There seems to be a battle in the market between those who believe stocks are in, or are nearly in, a bubble (that should remind investors of 2007, 2000, or another time when the market was significantly overvalued), and those who believe all is well, things may be a bit frothy but hang in there – that kind of thing.
This could be the result of who is driving news flow.
People with boring diversified portfolios (and good on ya for that) probably see this as less of a big deal, given steady appreciation in stocks. Those with big positions in the momentum names that were hammered in the last week – one of the worst in terms of performance for hedge funds relative to the S&P since 2001, according to Goldman – might see it differently.
Really, what’s happened is that the more speculative areas of the market have been the focal point for some serious gains, and now, a good deal of selling. Sure, the biotechnology stocks aren’t at the point experienced by homebuilders and financial stocks in 2007, but who would want that anyway?
Citigroup is still down about 90 percent from its peak all those years ago. And financials are the only sector since October 2007 that still boast a negative total return (it’s not a close call, either – it’s still like negative 30 percent).
Bank of America/Merrill Lynch said in a note that the average biotech stock trades at 24 times sales, the highest since the tech bubble. Still, BofA/ML is sticking to its premise: “While we continue to recommend that investors fade secular growth stocks (and bond proxies) in favor of inexpensive cyclicals, overall market fundamentals remain favorable, and the frothy spots appear well contained.
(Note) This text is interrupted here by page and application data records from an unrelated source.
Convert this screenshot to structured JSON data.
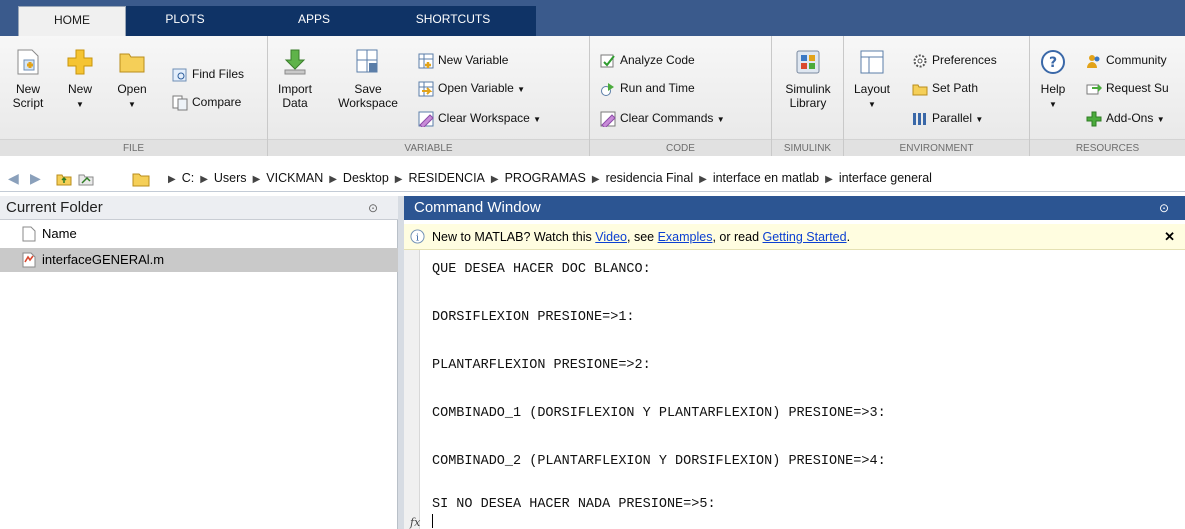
{
  "tabs": [
    "HOME",
    "PLOTS",
    "APPS",
    "SHORTCUTS"
  ],
  "ribbon": {
    "file": {
      "label": "FILE",
      "new_script": [
        "New",
        "Script"
      ],
      "new": "New",
      "open": "Open",
      "find_files": "Find Files",
      "compare": "Compare"
    },
    "variable": {
      "label": "VARIABLE",
      "import_data": [
        "Import",
        "Data"
      ],
      "save_workspace": [
        "Save",
        "Workspace"
      ],
      "new_variable": "New Variable",
      "open_variable": "Open Variable",
      "clear_workspace": "Clear Workspace"
    },
    "code": {
      "label": "CODE",
      "analyze_code": "Analyze Code",
      "run_and_time": "Run and Time",
      "clear_commands": "Clear Commands"
    },
    "simulink": {
      "label": "SIMULINK",
      "simulink_library": [
        "Simulink",
        "Library"
      ]
    },
    "environment": {
      "label": "ENVIRONMENT",
      "layout": "Layout",
      "preferences": "Preferences",
      "set_path": "Set Path",
      "parallel": "Parallel"
    },
    "resources": {
      "label": "RESOURCES",
      "help": "Help",
      "community": "Community",
      "request_support": "Request Su",
      "add_ons": "Add-Ons"
    }
  },
  "path": [
    "C:",
    "Users",
    "VICKMAN",
    "Desktop",
    "RESIDENCIA",
    "PROGRAMAS",
    "residencia Final",
    "interface en matlab",
    "interface general"
  ],
  "current_folder": {
    "title": "Current Folder",
    "column_name": "Name",
    "files": [
      "interfaceGENERAl.m"
    ]
  },
  "command_window": {
    "title": "Command Window",
    "notice_prefix": "New to MATLAB? Watch this ",
    "notice_video": "Video",
    "notice_mid1": ", see ",
    "notice_examples": "Examples",
    "notice_mid2": ", or read ",
    "notice_getting_started": "Getting Started",
    "notice_suffix": ".",
    "lines": [
      "QUE DESEA HACER DOC BLANCO:",
      "DORSIFLEXION PRESIONE=>1:",
      "PLANTARFLEXION PRESIONE=>2:",
      "COMBINADO_1 (DORSIFLEXION Y PLANTARFLEXION) PRESIONE=>3:",
      "COMBINADO_2 (PLANTARFLEXION Y DORSIFLEXION) PRESIONE=>4:",
      "SI NO DESEA HACER NADA PRESIONE=>5:"
    ],
    "prompt_symbol": "fx"
  },
  "colors": {
    "tabstrip": "#3a5a8c",
    "command_title": "#2c5592",
    "link": "#0b3fd1",
    "selected_row": "#c9c9c9"
  }
}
Equity bubbles rarely happen when everybody is talking about bubbles, and equity sentiment remains subdued, unlike the bullish levels of 2000.”
Whole load of assumptions in that sentence – equity bubbles rarely happen when everybody is talking about them? Sure didn’t feel that way in 2000 and 2007. And frothy spots are pretty contained when the baseline is still that it hasn’t engulfed the majority of the market the way it did in 2000.
This isn’t to say BofA is wrong on this front. The market doesn’t, as a whole, feel as overwhelmingly overpriced as it did in the 2007 period or in 2000. Indeed, even the IPO market, which has been chock-a-block with unprofitable companies, including a lot of biotech names, has not extended its gains to levels comparable to the 2000 tech bubble.
So, a bit more of a correction is certainly possible, and those who believed the market would churn its way through the year are pretty much on target for now. The S&P gained 1.3 percent in the first quarter, and a repeat of that for three more quarters for a 5.5 percent or so price change in the year wouldn’t seem out of line with expectations.
Investors should get a reasonable clue of the path of consumer spending as the nation’s automakers release data on their sales in March. GM, Ford and Toyota are expected to see smaller sales gains than Chrysler, but the hope is for slightly better sales as payback for recent weather-linked sogginess, right when the market is hoping to see such encouraging news.
Morgan Stanley sees this as the case, noting that one of its proprietary indicators of consumer activity is seeing a rebound in housing, auto sales and other consumer areas, while Goldman Sachs last week wrote that “we believe that dealer traffic experienced an inflection point mid-month,” anticipating a seasonally adjusted annual rate of car sales to come in at 16 million.